The IMF’s Christine Lagarde painted a gloomy picture for the world economy today in Frankfurt. The recovery that began in emerging markets hasn’t been taken up by advanced economies, and it “remains too slow, too fragile, and risks to its durability are increasing”.
Bad news for those pinning their hopes on oil demand being the way out of the current oversupply situation. There is more crude than ever sloshing around in US tanks, and the prospects of this month’s producer meeting in Doha agreeing a magic-bullet solution recede with every public utterance from Riyadh or Tehran.
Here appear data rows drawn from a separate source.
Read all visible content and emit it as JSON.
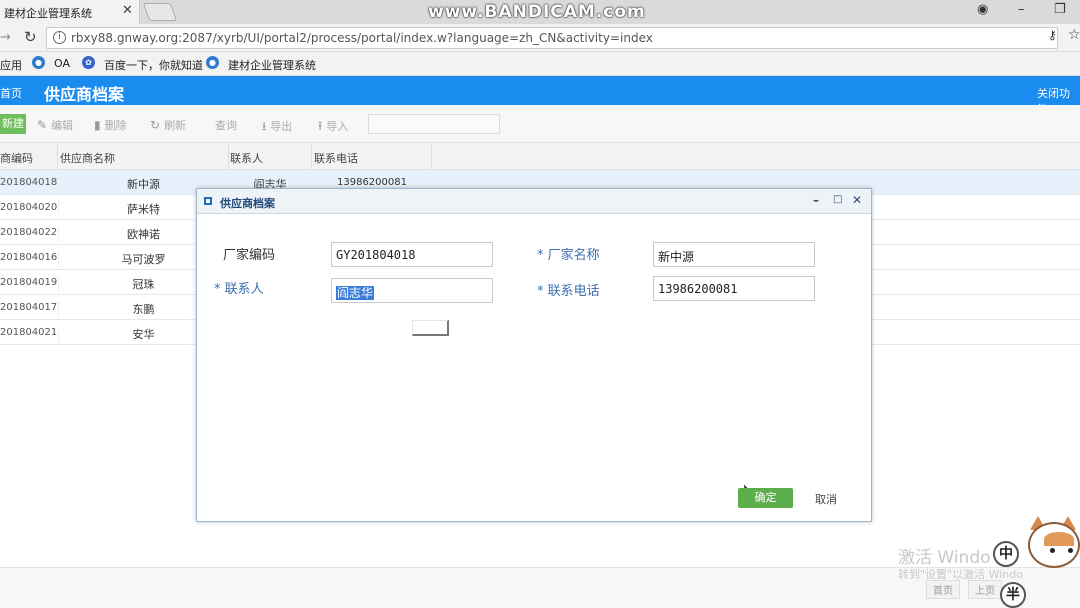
{
  "browser": {
    "tab_title": "建材企业管理系统",
    "tab_close": "✕",
    "watermark": "www.BANDICAM.com",
    "url": "rbxy88.gnway.org:2087/xyrb/UI/portal2/process/portal/index.w?language=zh_CN&activity=index",
    "bookmarks": [
      "应用",
      "OA",
      "百度一下，你就知道",
      "建材企业管理系统"
    ]
  },
  "app": {
    "home_link": "首页",
    "title": "供应商档案",
    "close_function": "关闭功能"
  },
  "toolbar": {
    "new_label": "新建",
    "edit_label": "编辑",
    "delete_label": "删除",
    "refresh_label": "刷新",
    "query_label": "查询",
    "export_label": "导出",
    "import_label": "导入"
  },
  "grid": {
    "headers": [
      "商编码",
      "供应商名称",
      "联系人",
      "联系电话"
    ],
    "rows": [
      {
        "code": "201804018",
        "name": "新中源",
        "contact": "阎志华",
        "phone": "13986200081"
      },
      {
        "code": "201804020",
        "name": "萨米特",
        "contact": "",
        "phone": ""
      },
      {
        "code": "201804022",
        "name": "欧神诺",
        "contact": "",
        "phone": ""
      },
      {
        "code": "201804016",
        "name": "马可波罗",
        "contact": "",
        "phone": ""
      },
      {
        "code": "201804019",
        "name": "冠珠",
        "contact": "",
        "phone": ""
      },
      {
        "code": "201804017",
        "name": "东鹏",
        "contact": "",
        "phone": ""
      },
      {
        "code": "201804021",
        "name": "安华",
        "contact": "",
        "phone": ""
      }
    ],
    "pager": {
      "first": "首页",
      "prev": "上页"
    }
  },
  "dialog": {
    "title": "供应商档案",
    "minimize": "–",
    "maximize": "□",
    "close": "✕",
    "fields": {
      "vendor_code_label": "厂家编码",
      "vendor_code_value": "GY201804018",
      "vendor_name_label": "* 厂家名称",
      "vendor_name_value": "新中源",
      "contact_label": "* 联系人",
      "contact_value": "阎志华",
      "phone_label": "* 联系电话",
      "phone_value": "13986200081"
    },
    "ok_label": "确定",
    "cancel_label": "取消"
  },
  "overlay": {
    "activate_line1": "激活 Windo",
    "activate_line2": "转到\"设置\"以激活 Windo",
    "bubble_top": "中",
    "bubble_bottom": "半"
  },
  "colors": {
    "header_blue": "#1a8cf0",
    "ok_green": "#5cad4c",
    "new_green": "#6cbf5a",
    "selection_blue": "#3b7ddb"
  }
}
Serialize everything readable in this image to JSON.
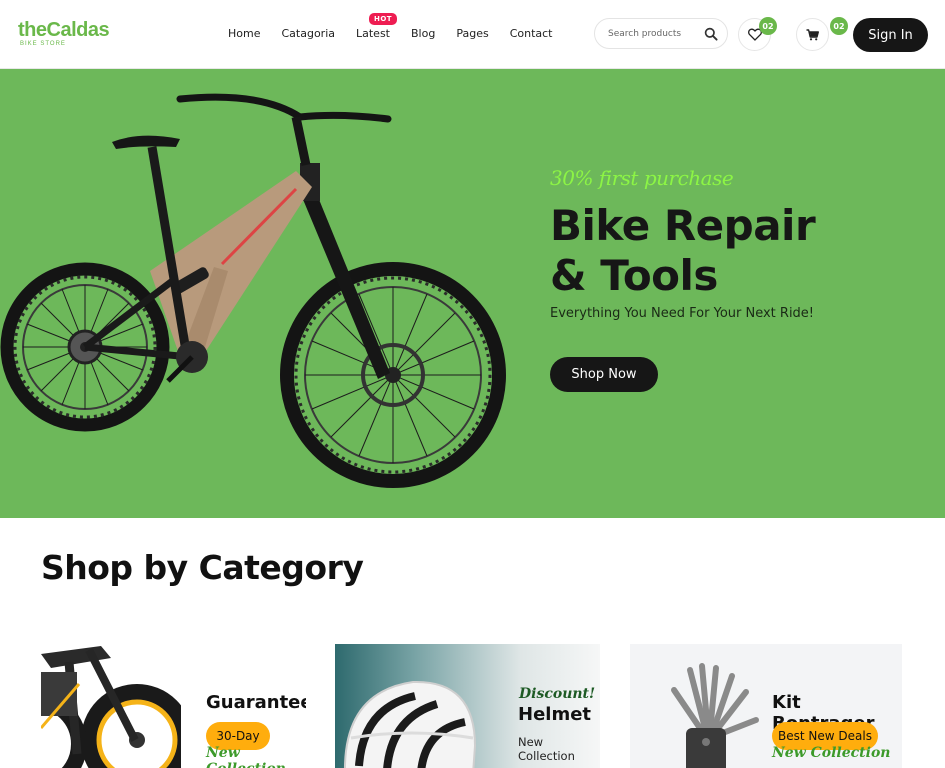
{
  "brand": {
    "name": "theCaldas",
    "tagline": "BIKE STORE",
    "accent_color": "#6ab84a"
  },
  "nav": {
    "items": [
      "Home",
      "Catagoria",
      "Latest",
      "Blog",
      "Pages",
      "Contact"
    ],
    "hot_badge": "HOT"
  },
  "search": {
    "placeholder": "Search products",
    "icon": "search-icon"
  },
  "wishlist": {
    "icon": "heart-icon",
    "count": "02"
  },
  "cart": {
    "icon": "cart-icon",
    "count": "02"
  },
  "signin_label": "Sign In",
  "hero": {
    "promo": "30% first purchase",
    "title_line1": "Bike Repair",
    "title_line2": "& Tools",
    "subtitle": "Everything You Need For Your Next Ride!",
    "cta": "Shop Now",
    "background_color": "#6db85a"
  },
  "category": {
    "title": "Shop by Category",
    "cards": [
      {
        "name": "Guarantee",
        "pill": "30-Day",
        "script": "New Collection"
      },
      {
        "name": "Helmet",
        "script": "Discount!",
        "note": "New Collection"
      },
      {
        "name": "Kit Bontrager",
        "pill": "Best New Deals",
        "script": "New Collection"
      }
    ],
    "pill_color": "#ffad0d"
  }
}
And yet a supply solution, no matter how fraught, is always going to be easier than a demand solution. Supply can be turned on, up, down and off. Yet years of loose monetary policy —quantitative easing and all that — has largely failed in its aims of greasing the cogs of the world’s post-crisis economy. The result, as Lagarde again cautioned, is that the world faces a prolonged period of what she calls “the new mediocre”. And mediocre doesn’t need so many barrels of oil.
Lagarde’s talk of the need for structural reforms and growth-friendly policies was familiar territory. But increasingly the IMF is buying into the idea that inequality — what Lagarde called “the yawning gap in individual fortunes” as “perceptions abound that the cards are stacked against the common man” — is crimping growth.
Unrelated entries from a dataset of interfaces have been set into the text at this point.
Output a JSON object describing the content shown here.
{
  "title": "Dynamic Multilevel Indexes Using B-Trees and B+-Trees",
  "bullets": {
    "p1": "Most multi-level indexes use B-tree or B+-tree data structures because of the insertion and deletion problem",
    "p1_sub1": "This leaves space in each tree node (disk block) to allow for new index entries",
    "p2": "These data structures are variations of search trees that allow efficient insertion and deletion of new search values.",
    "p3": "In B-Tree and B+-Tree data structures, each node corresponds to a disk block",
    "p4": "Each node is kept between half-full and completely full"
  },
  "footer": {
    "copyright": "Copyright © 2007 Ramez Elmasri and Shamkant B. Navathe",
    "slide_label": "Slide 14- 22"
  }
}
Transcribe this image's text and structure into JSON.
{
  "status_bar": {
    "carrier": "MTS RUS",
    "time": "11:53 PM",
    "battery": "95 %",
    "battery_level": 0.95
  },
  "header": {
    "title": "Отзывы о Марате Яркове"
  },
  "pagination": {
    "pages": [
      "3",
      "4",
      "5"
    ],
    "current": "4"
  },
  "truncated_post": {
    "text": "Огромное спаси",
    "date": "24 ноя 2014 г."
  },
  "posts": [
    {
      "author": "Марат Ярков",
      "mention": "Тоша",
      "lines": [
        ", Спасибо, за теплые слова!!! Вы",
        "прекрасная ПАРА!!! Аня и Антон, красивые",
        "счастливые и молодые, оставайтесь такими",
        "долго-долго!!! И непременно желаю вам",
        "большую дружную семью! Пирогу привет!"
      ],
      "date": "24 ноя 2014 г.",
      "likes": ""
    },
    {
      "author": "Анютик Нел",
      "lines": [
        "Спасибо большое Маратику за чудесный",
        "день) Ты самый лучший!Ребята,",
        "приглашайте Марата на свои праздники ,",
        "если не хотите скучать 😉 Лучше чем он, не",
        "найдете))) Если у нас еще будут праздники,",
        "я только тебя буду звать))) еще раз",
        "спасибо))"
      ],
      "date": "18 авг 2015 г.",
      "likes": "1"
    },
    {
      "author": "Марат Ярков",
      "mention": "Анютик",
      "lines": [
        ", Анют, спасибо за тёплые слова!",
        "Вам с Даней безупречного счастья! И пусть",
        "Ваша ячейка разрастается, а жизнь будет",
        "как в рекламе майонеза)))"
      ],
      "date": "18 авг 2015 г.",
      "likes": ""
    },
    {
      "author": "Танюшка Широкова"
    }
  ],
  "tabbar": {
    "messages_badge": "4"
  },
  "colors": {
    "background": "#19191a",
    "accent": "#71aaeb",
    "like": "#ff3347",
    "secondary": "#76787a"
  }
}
This is a message the energy industry needs to buy into. Lagarde cited a recent Oxfam report that says the world’s richest 62 people own the same wealth as the world’s poorest 3.6bn people. These 62 may be capable of the most conspicuous of consumption, but even the smallest change to that balance would provide much more of a boost to demand for crude, refined products, petrochemicals and the rest.
Lagarde is pushing at a door that, while not open, is at least ajar. Public awareness of the matter is at an all-time high after recent revelations of industrial-scale tax avoidance from a Panamanian hub.
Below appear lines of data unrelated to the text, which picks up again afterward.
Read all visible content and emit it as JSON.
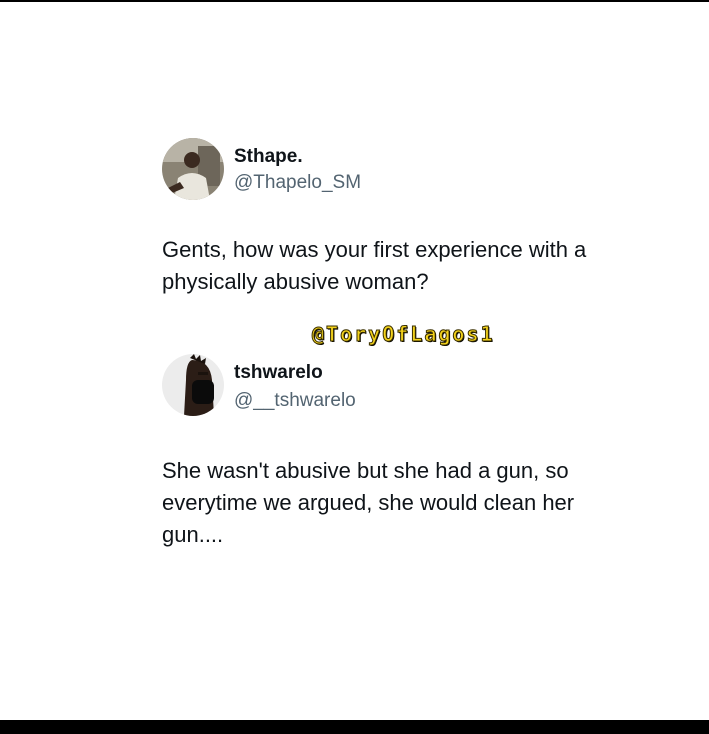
{
  "watermark": "@ToryOfLagos1",
  "tweets": [
    {
      "display_name": "Sthape.",
      "handle": "@Thapelo_SM",
      "text_lines": [
        "Gents, how was your first experience with a",
        "physically abusive woman?"
      ]
    },
    {
      "display_name": "tshwarelo",
      "handle": "@__tshwarelo",
      "text_lines": [
        "She wasn't abusive but she had a gun, so",
        "everytime we argued, she would clean her",
        "gun...."
      ]
    }
  ]
}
So, inequality is certainly an energy issue. But it’s certainly not at the forefront of policy thinking. The chances of producer nations stopping to consider cui bono in Doha are about as slim as a valedictory post-meeting press conference fronted by a smiling Iranian and jocular Saudi.
Lagarde took the opportunity to quote a little Faust, as she was speaking in Frankfurt. Those who have seen their wealth elevated into the stratosphere through returns on commodities might take a minute to think of the bargain they’ve made, and whether that could be ripe for renegotiation.